Farm Progress is part of the Informa Markets Division of Informa PLC

This site is operated by a business or businesses owned by Informa PLC and all copyright resides with them. Informa PLC's registered office is 5 Howick Place, London SW1P 1WG. Registered in England and Wales. Number 8860726.

Serving: West

Spartan Charge Okayed for Dry Beans

Spartan Charge Okayed for Dry Beans
N.D. issue special local needs label for preplant herbicide that will control kochia and eastern black nightshade, but users have to stand the risk of crop injury.

North Dakota Agriculture Commissioner Doug Goehring has issued a special local needs (SLN) registration to FMC Corp., enabling North Dakota dry bean producers to use the herbicide Spartan Charge to control kochia, eastern black nightshade and other problem weeds.

"In annual surveys, North Dakota bean growers consistently rank kochia and eastern black nightshade at or near the top of the list of major weed problems," Goehring says. "Since no federally-registered herbicides are available for growers to effectively manage these weeds, I am confident the situation meets the criteria of a special local need."

The SLN registration supplemental labeling allows early pre-plant or pre-emergence application of Spartan Charge to dry bean fields by ground or aerial equipment. Rates vary from 3.75 to 5.75 fluid ounces of product per acre depending on soil texture and percent organic matter.

The labeling prohibits applying more than 7.75 fluid ounces of product per acre per 12-month period. The product may not be used on coarse soils classified as sand with less than 1.5 percent organic matter and a soil pH greater than 7.0.

Users must follow all precautionary statements from the Section 3 label and the supplemental SLN labeling and must have the SLN labeling in their possession during application.

Although this use is fully registered with EPA, the manufacturer has not put the use on its full container labeling due to the potential for crop injury. The supplemental labeling states that the user accepts all risks associated with crop injury.

North Dakota is the nation's leading producer of dry beans, growing 34 percent of the U.S. total in 2009.

Source: ND Department of Agriculture

Hide comments
account-default-image

Comments

  • Allowed HTML tags: <em> <strong> <blockquote> <br> <p>
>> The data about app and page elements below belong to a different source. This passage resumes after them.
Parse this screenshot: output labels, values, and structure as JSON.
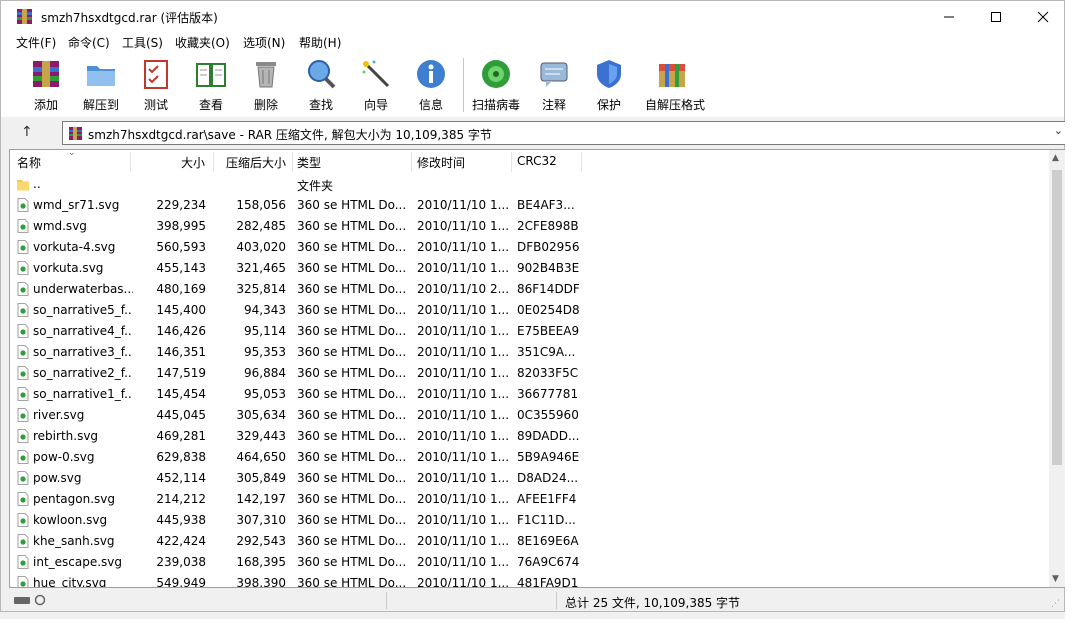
{
  "window": {
    "title": "smzh7hsxdtgcd.rar (评估版本)"
  },
  "menu": [
    "文件(F)",
    "命令(C)",
    "工具(S)",
    "收藏夹(O)",
    "选项(N)",
    "帮助(H)"
  ],
  "toolbar": {
    "add": "添加",
    "extract": "解压到",
    "test": "测试",
    "view": "查看",
    "delete": "删除",
    "find": "查找",
    "wizard": "向导",
    "info": "信息",
    "scan": "扫描病毒",
    "comment": "注释",
    "protect": "保护",
    "sfx": "自解压格式"
  },
  "address": {
    "path": "smzh7hsxdtgcd.rar\\save - RAR 压缩文件, 解包大小为 10,109,385 字节"
  },
  "columns": {
    "name": "名称",
    "size": "大小",
    "packed": "压缩后大小",
    "type": "类型",
    "modified": "修改时间",
    "crc": "CRC32"
  },
  "rows": [
    {
      "name": "..",
      "size": "",
      "packed": "",
      "type": "文件夹",
      "modified": "",
      "crc": "",
      "folder": true
    },
    {
      "name": "wmd_sr71.svg",
      "size": "229,234",
      "packed": "158,056",
      "type": "360 se HTML Do...",
      "modified": "2010/11/10 1...",
      "crc": "BE4AF3..."
    },
    {
      "name": "wmd.svg",
      "size": "398,995",
      "packed": "282,485",
      "type": "360 se HTML Do...",
      "modified": "2010/11/10 1...",
      "crc": "2CFE898B"
    },
    {
      "name": "vorkuta-4.svg",
      "size": "560,593",
      "packed": "403,020",
      "type": "360 se HTML Do...",
      "modified": "2010/11/10 1...",
      "crc": "DFB02956"
    },
    {
      "name": "vorkuta.svg",
      "size": "455,143",
      "packed": "321,465",
      "type": "360 se HTML Do...",
      "modified": "2010/11/10 1...",
      "crc": "902B4B3E"
    },
    {
      "name": "underwaterbas...",
      "size": "480,169",
      "packed": "325,814",
      "type": "360 se HTML Do...",
      "modified": "2010/11/10 2...",
      "crc": "86F14DDF"
    },
    {
      "name": "so_narrative5_f...",
      "size": "145,400",
      "packed": "94,343",
      "type": "360 se HTML Do...",
      "modified": "2010/11/10 1...",
      "crc": "0E0254D8"
    },
    {
      "name": "so_narrative4_f...",
      "size": "146,426",
      "packed": "95,114",
      "type": "360 se HTML Do...",
      "modified": "2010/11/10 1...",
      "crc": "E75BEEA9"
    },
    {
      "name": "so_narrative3_f...",
      "size": "146,351",
      "packed": "95,353",
      "type": "360 se HTML Do...",
      "modified": "2010/11/10 1...",
      "crc": "351C9A..."
    },
    {
      "name": "so_narrative2_f...",
      "size": "147,519",
      "packed": "96,884",
      "type": "360 se HTML Do...",
      "modified": "2010/11/10 1...",
      "crc": "82033F5C"
    },
    {
      "name": "so_narrative1_f...",
      "size": "145,454",
      "packed": "95,053",
      "type": "360 se HTML Do...",
      "modified": "2010/11/10 1...",
      "crc": "36677781"
    },
    {
      "name": "river.svg",
      "size": "445,045",
      "packed": "305,634",
      "type": "360 se HTML Do...",
      "modified": "2010/11/10 1...",
      "crc": "0C355960"
    },
    {
      "name": "rebirth.svg",
      "size": "469,281",
      "packed": "329,443",
      "type": "360 se HTML Do...",
      "modified": "2010/11/10 1...",
      "crc": "89DADD..."
    },
    {
      "name": "pow-0.svg",
      "size": "629,838",
      "packed": "464,650",
      "type": "360 se HTML Do...",
      "modified": "2010/11/10 1...",
      "crc": "5B9A946E"
    },
    {
      "name": "pow.svg",
      "size": "452,114",
      "packed": "305,849",
      "type": "360 se HTML Do...",
      "modified": "2010/11/10 1...",
      "crc": "D8AD24..."
    },
    {
      "name": "pentagon.svg",
      "size": "214,212",
      "packed": "142,197",
      "type": "360 se HTML Do...",
      "modified": "2010/11/10 1...",
      "crc": "AFEE1FF4"
    },
    {
      "name": "kowloon.svg",
      "size": "445,938",
      "packed": "307,310",
      "type": "360 se HTML Do...",
      "modified": "2010/11/10 1...",
      "crc": "F1C11D..."
    },
    {
      "name": "khe_sanh.svg",
      "size": "422,424",
      "packed": "292,543",
      "type": "360 se HTML Do...",
      "modified": "2010/11/10 1...",
      "crc": "8E169E6A"
    },
    {
      "name": "int_escape.svg",
      "size": "239,038",
      "packed": "168,395",
      "type": "360 se HTML Do...",
      "modified": "2010/11/10 1...",
      "crc": "76A9C674"
    },
    {
      "name": "hue_city.svg",
      "size": "549,949",
      "packed": "398,390",
      "type": "360 se HTML Do...",
      "modified": "2010/11/10 1...",
      "crc": "481FA9D1"
    }
  ],
  "status": {
    "summary": "总计 25 文件, 10,109,385 字节"
  }
}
Plain text

  • No HTML tags allowed.
  • Web page addresses and e-mail addresses turn into links automatically.
  • Lines and paragraphs break automatically.
Publish